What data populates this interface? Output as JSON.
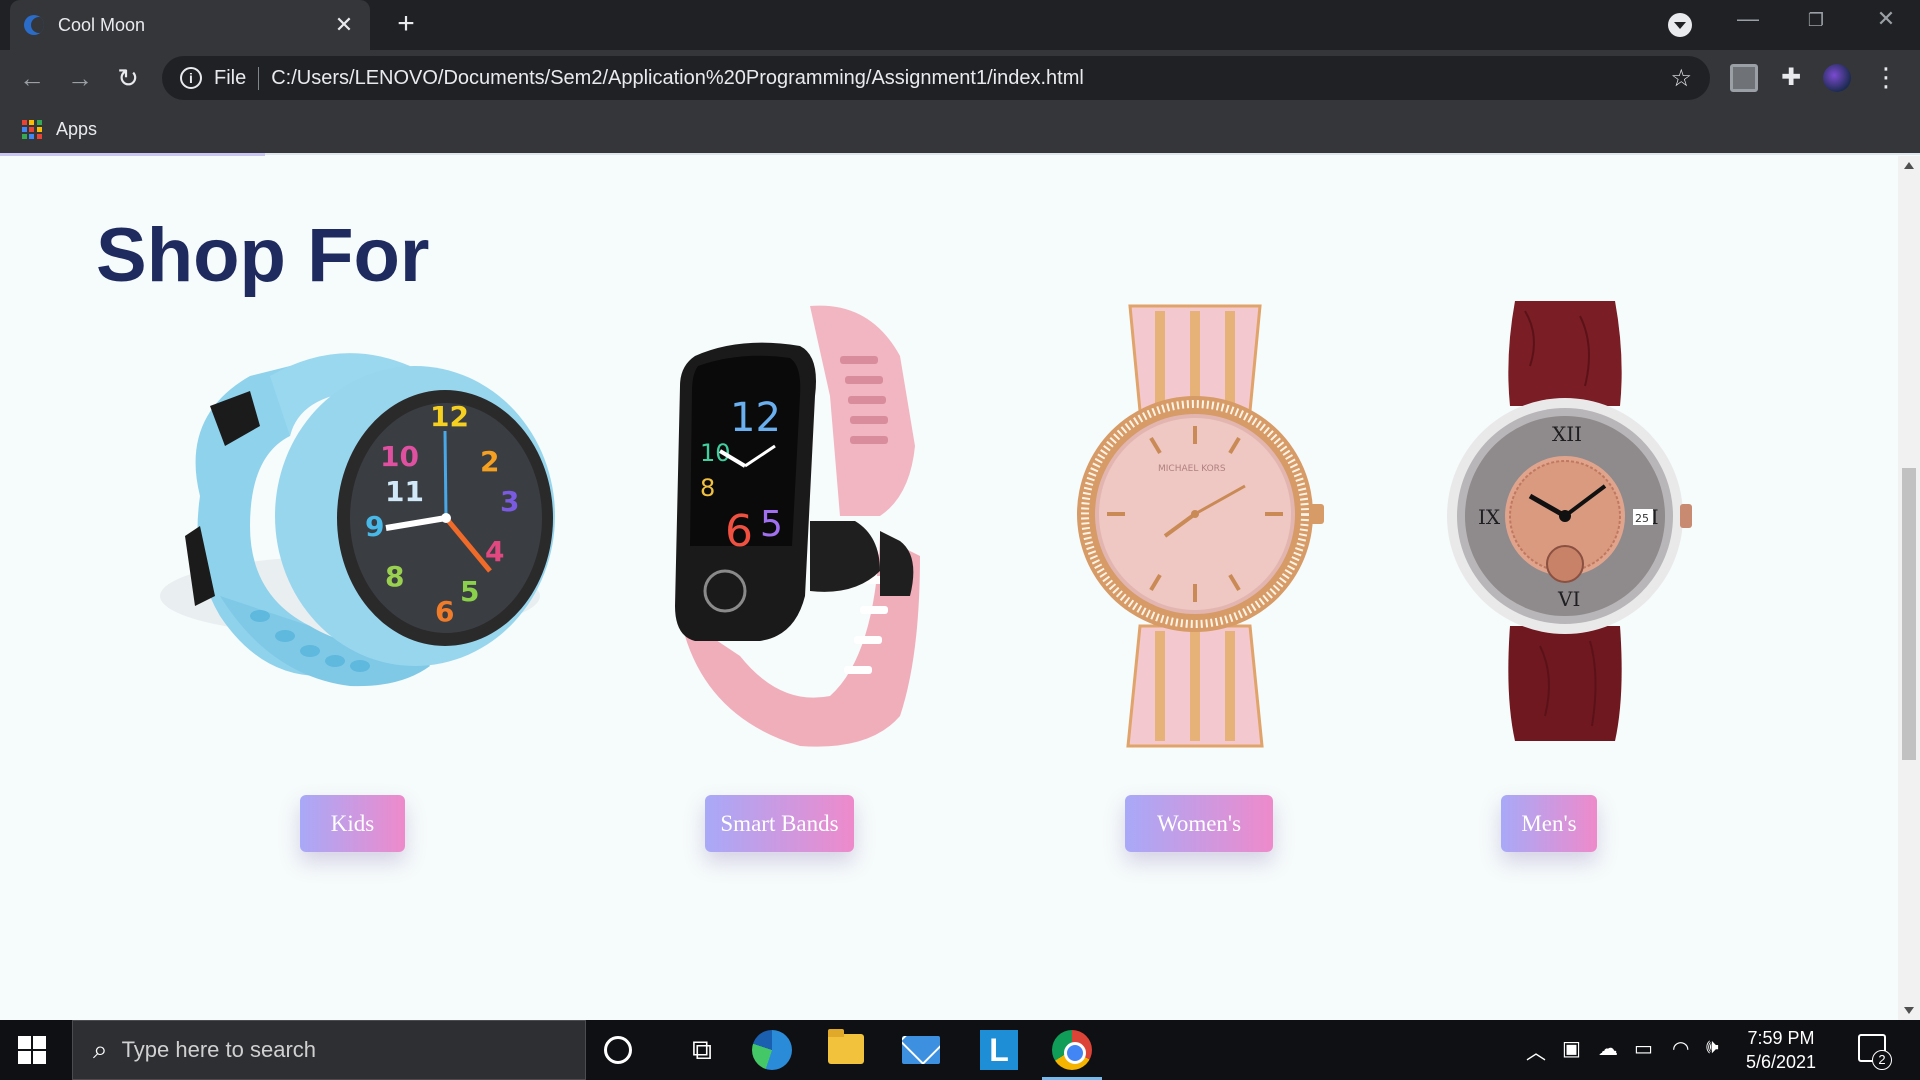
{
  "browser": {
    "tab_title": "Cool Moon",
    "tab_close": "✕",
    "new_tab": "+",
    "url_protocol": "File",
    "url": "C:/Users/LENOVO/Documents/Sem2/Application%20Programming/Assignment1/index.html",
    "bookmarks": {
      "apps_label": "Apps"
    }
  },
  "page": {
    "heading": "Shop For",
    "categories": [
      {
        "label": "Kids",
        "image": "kids-smartwatch"
      },
      {
        "label": "Smart Bands",
        "image": "pink-fitness-band"
      },
      {
        "label": "Women's",
        "image": "rose-gold-womens-watch"
      },
      {
        "label": "Men's",
        "image": "leather-strap-mens-watch"
      }
    ],
    "colors": {
      "heading": "#1f2b5e",
      "button_gradient_start": "#a8a9f8",
      "button_gradient_end": "#ee8acb",
      "background": "#f6fbfb"
    }
  },
  "taskbar": {
    "search_placeholder": "Type here to search",
    "time": "7:59 PM",
    "date": "5/6/2021",
    "notification_count": "2"
  }
}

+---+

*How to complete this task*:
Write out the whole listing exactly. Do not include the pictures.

*Final answer*:
What data populates this interface? Output as JSON.
{
  "browser": {
    "tab_title": "Cool Moon",
    "tab_close": "✕",
    "new_tab": "+",
    "url_protocol": "File",
    "url": "C:/Users/LENOVO/Documents/Sem2/Application%20Programming/Assignment1/index.html",
    "bookmarks": {
      "apps_label": "Apps"
    }
  },
  "page": {
    "heading": "Shop For",
    "categories": [
      {
        "label": "Kids",
        "image": "kids-smartwatch"
      },
      {
        "label": "Smart Bands",
        "image": "pink-fitness-band"
      },
      {
        "label": "Women's",
        "image": "rose-gold-womens-watch"
      },
      {
        "label": "Men's",
        "image": "leather-strap-mens-watch"
      }
    ],
    "colors": {
      "heading": "#1f2b5e",
      "button_gradient_start": "#a8a9f8",
      "button_gradient_end": "#ee8acb",
      "background": "#f6fbfb"
    }
  },
  "taskbar": {
    "search_placeholder": "Type here to search",
    "time": "7:59 PM",
    "date": "5/6/2021",
    "notification_count": "2"
  }
}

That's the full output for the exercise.